Companies spend huge amounts of money on advertising. In fact, quite a few of them spend as much on their campaigns as they earn from their brands. But companies should be disappointed from the payoff that they get from their spending on advertising. Only about a third of all ad campaigns have a significant immediate impact on sales, and a fewer than a quarter have any prolonged effect.
Senior management is no longer involved in the advertising efforts of the company. Most ad decisions are now relegated to low-level marketing functionaries who are more concerned with selling proposals up the chain of command than with taking risks or achieving excellence. The whole process for developing ads is more focused on working the bureaucracy than on promoting creativity.
The ad agencies do not have leaders of the type of Leo Burnett and David Ogilvy, and top managers rarely talk to their agency counterparts. As responsibility for advertising has been pushed downwards, companies have come to rely on rigid policies to make ad decisions. These policies give a business-like veneer to an artistic, subjective activity. All ad ideas go through “pretesting” that aims to predict an ad’s performance. Pretesting offers operational simplicity and streamlines a complex and messy process.
But the process is unreliable. Ads with great potential slip through the *****s, while managers waste time tweaking mediocre ads. In most companies an ad has to be approved by layers of bureaucracy and when it comes to senior executives, they are more concerned with reviewing their subordinates’ reasoning than with evaluating the campaign per se.
Because of such policies, the greatest intellectual engagement with a company’s advertisers takes place at the lower levels of management. And these managers are not expected to be creative but to sieve and sift. Therefore they select the safest ads-the ones unlikely to raise the eyebrows of their bosses. And obviously such ads do not move the audience either. The ads that could cause a stir are the first to be rejected.
The top executives need to reconnect with their ad agency and talk to their top people about their company’s brand portfolio and business strategy.
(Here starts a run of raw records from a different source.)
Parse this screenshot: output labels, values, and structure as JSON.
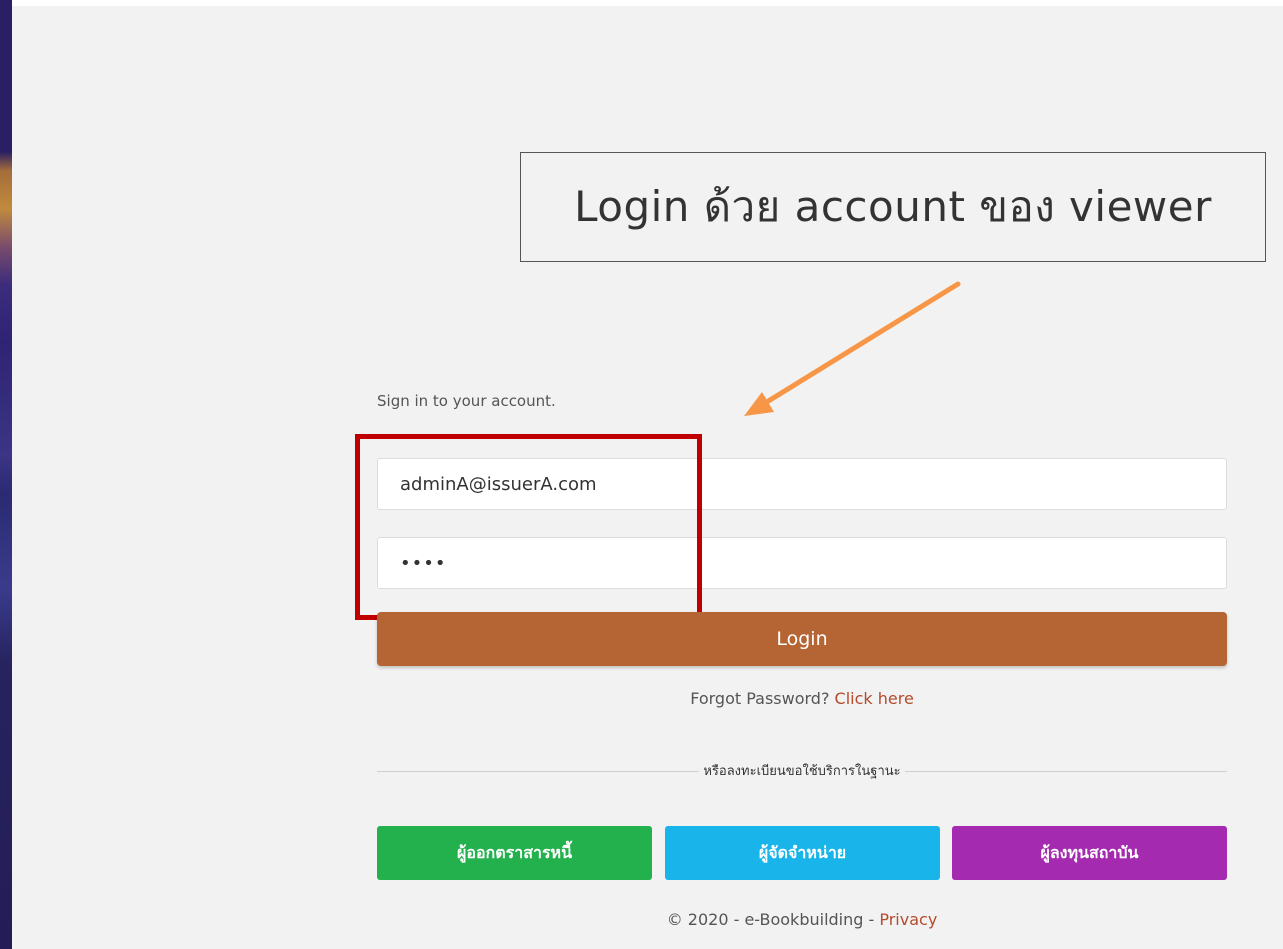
{
  "callout": {
    "text": "Login ด้วย account ของ viewer"
  },
  "login": {
    "subtitle": "Sign in to your account.",
    "email_value": "adminA@issuerA.com",
    "password_value": "••••",
    "login_label": "Login",
    "forgot_text": "Forgot Password?",
    "forgot_link": "Click here"
  },
  "register": {
    "divider_text": "หรือลงทะเบียนขอใช้บริการในฐานะ",
    "buttons": [
      {
        "label": "ผู้ออกตราสารหนี้",
        "color": "#22b14c"
      },
      {
        "label": "ผู้จัดจำหน่าย",
        "color": "#18b4ea"
      },
      {
        "label": "ผู้ลงทุนสถาบัน",
        "color": "#a42ab0"
      }
    ]
  },
  "footer": {
    "text": "© 2020 - e-Bookbuilding -",
    "privacy": "Privacy"
  },
  "colors": {
    "login_button": "#b56433",
    "highlight_box": "#c00000",
    "arrow": "#f79646",
    "link": "#b44b2d"
  }
}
The company’s ad policies will have to be reworked to promote creativity. They have to finally maintain a track of the campaigns that have succeeded.